Louis-Mathieu Molé (24 January 1781 – 23 November 1855), also 1st Count Molé from 1809 to 1815, was a French statesman, close friend and associate of Louis Philippe I, King of the French during the July Monarchy (1830–1848).
Molé was born in Paris. His father, a president of the parlement of Paris, who came of the family of the famous president noted below best thermos flask, was guillotined during the Terror. Count Molé’s early days were spent in Switzerland and in England with his mother, a relative of Lamoignon-Malesherbes.
On his return to France, he studied at the Ecole Centrale des Travaux Publics, and his social education was accomplished in the salon of Pauline de Beaumont, the friend of Châteaubriand and Joubert. A volume of Essais de morale et de politique introduced him to the notice of Napoleon shaver ratings, who attached him to the staff of the council of state. He became master of requests in 1806, and next year prefect of the Côte-d’Or, Councillor of State and Director-General of Bridges and Roads in 1809, and Count of the Empire in the autumn of the same year.
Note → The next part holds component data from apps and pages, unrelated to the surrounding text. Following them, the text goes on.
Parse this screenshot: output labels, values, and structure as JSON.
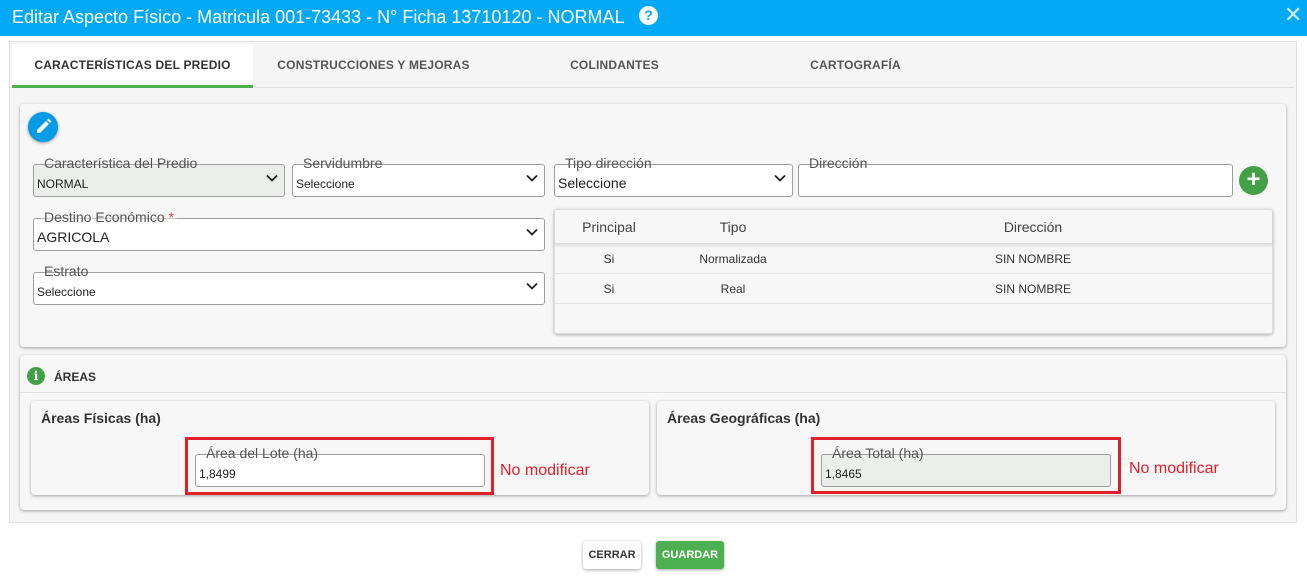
{
  "window": {
    "title": "Editar Aspecto Físico - Matricula 001-73433 - N° Ficha 13710120 - NORMAL",
    "help_icon": "?",
    "close_icon": "✕"
  },
  "tabs": [
    {
      "label": "CARACTERÍSTICAS DEL PREDIO",
      "active": true
    },
    {
      "label": "CONSTRUCCIONES Y MEJORAS",
      "active": false
    },
    {
      "label": "COLINDANTES",
      "active": false
    },
    {
      "label": "CARTOGRAFÍA",
      "active": false
    }
  ],
  "form": {
    "caracteristica": {
      "label": "Característica del Predio",
      "value": "NORMAL"
    },
    "servidumbre": {
      "label": "Servidumbre",
      "value": "Seleccione"
    },
    "tipo_direccion": {
      "label": "Tipo dirección",
      "value": "Seleccione"
    },
    "direccion": {
      "label": "Dirección",
      "value": ""
    },
    "destino": {
      "label": "Destino Económico",
      "required_mark": "*",
      "value": "AGRICOLA"
    },
    "estrato": {
      "label": "Estrato",
      "value": "Seleccione"
    },
    "add_icon": "+"
  },
  "direcciones_table": {
    "headers": [
      "Principal",
      "Tipo",
      "Dirección"
    ],
    "rows": [
      [
        "Si",
        "Normalizada",
        "SIN NOMBRE"
      ],
      [
        "Si",
        "Real",
        "SIN NOMBRE"
      ]
    ]
  },
  "areas": {
    "section_title": "ÁREAS",
    "info_icon": "i",
    "fisicas": {
      "title": "Áreas Físicas (ha)",
      "field_label": "Área del Lote (ha)",
      "value": "1,8499",
      "note": "No modificar"
    },
    "geograficas": {
      "title": "Áreas Geográficas (ha)",
      "field_label": "Área Total (ha)",
      "value": "1,8465",
      "note": "No modificar"
    }
  },
  "footer": {
    "cerrar": "CERRAR",
    "guardar": "GUARDAR"
  },
  "colors": {
    "titlebar": "#03a9f4",
    "accent_green": "#4caf50",
    "annotation_red": "#e0202a"
  }
}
He served as Napoleon’s advisor on Jewish affairs and was heavily involved with Napoleon’s gathering of a Jewish Grand Sanhedrin in 1807. Mole initially did not support Jewish emancipation, though he seems to have moderated his position over the course of his involvement with the Sanhedrin and particularly Abraham Furtado.
In November 1813, he became Minister of Justice. Although he resumed his functions as Director-General during the Hundred Days, he excused himself from taking his seat in the Council of State and was apparently not seriously compromised, for Louis XVIII confirmed his appointment as Director-General and made him a peer of France. Molé supported the policy of the duc de Richelieu, who in 1817 entrusted to him the direction of the Ministry of Marine, which he held until December 1818.
From that time, he belonged to the moderate opposition, and he accepted the result of the revolution of 1830 without enthusiasm. He was Minister of Foreign Affairs in the first cabinet of Louis Philippe’s reign, and was confronted with the task of reconciling the European powers to the change of government. The real direction of foreign affairs, however, lay less in his hands than in those of Talleyrand, who had gone to London as the ambassador of the new king.
After a few months in office, Molé retired, and it was not until 1836 that the fall of Thiers led to his becoming Prime Minister of a new government, in which he held the portfolio of foreign affairs. One of his first actions was the release of the ex-ministers of Charles X, and he had to deal with the disputes with Switzerland and with the Strasburg coup of Louis-Napoléon. He withdrew the French garrison from Ancona, but pursued an active policy in Mexico and in Algeria.
Personal and political differences rapidly arose between Molé and his chief colleague, Guizot, and led to an open rupture in March 1837 in face of the general opposition to a grant to the duc de Nemours. After some attempts to secure a new combination, Molé reconstructed his ministry in April, Guizot being excluded. The general election in the autumn gave him no fresh support in the Chamber of Deputies, while he had now to face a formidable coalition between Guizot, the Left Centre under Thiers, and politicians of the Dynastic Left and the Republican Left. Molé, supported by Louis Philippe, held his ground against the general hostility until the beginning of 1839, when, after acrid discussions on the address, the chamber was dissolved. The new house showed little change in the strength of parties, but Molé resigned on 31 March 1839.
A year later he was elected to the Académie française, and though he continued to speak frequently, he took no important share in party politics. Louis Philippe sought his help in his vain efforts to form a ministry in February 1848. After the revolution, he was deputy for the Gironde to the Constituent Assembly, and in 1849 to the Legislative Assembly, where he was one of the leaders of the Right until the coup d’état on 2 December 1851 drove him from public life water jugs for sports.
He died in the family castle of Champlâtreux in Épinay (Seine-et-Oise) on 23 November 1855 and was buried in the little church of the village.
See Paul Thureau-Dangin, Histoire de la monarchie de juillet (1884)
This article incorporates text from a publication now in the public domain: Chisholm, Hugh, ed. (1911). “Molé, Louis Mathieu”. Encyclopædia Britannica. 18 (11th ed.). Cambridge University Press. p. 653.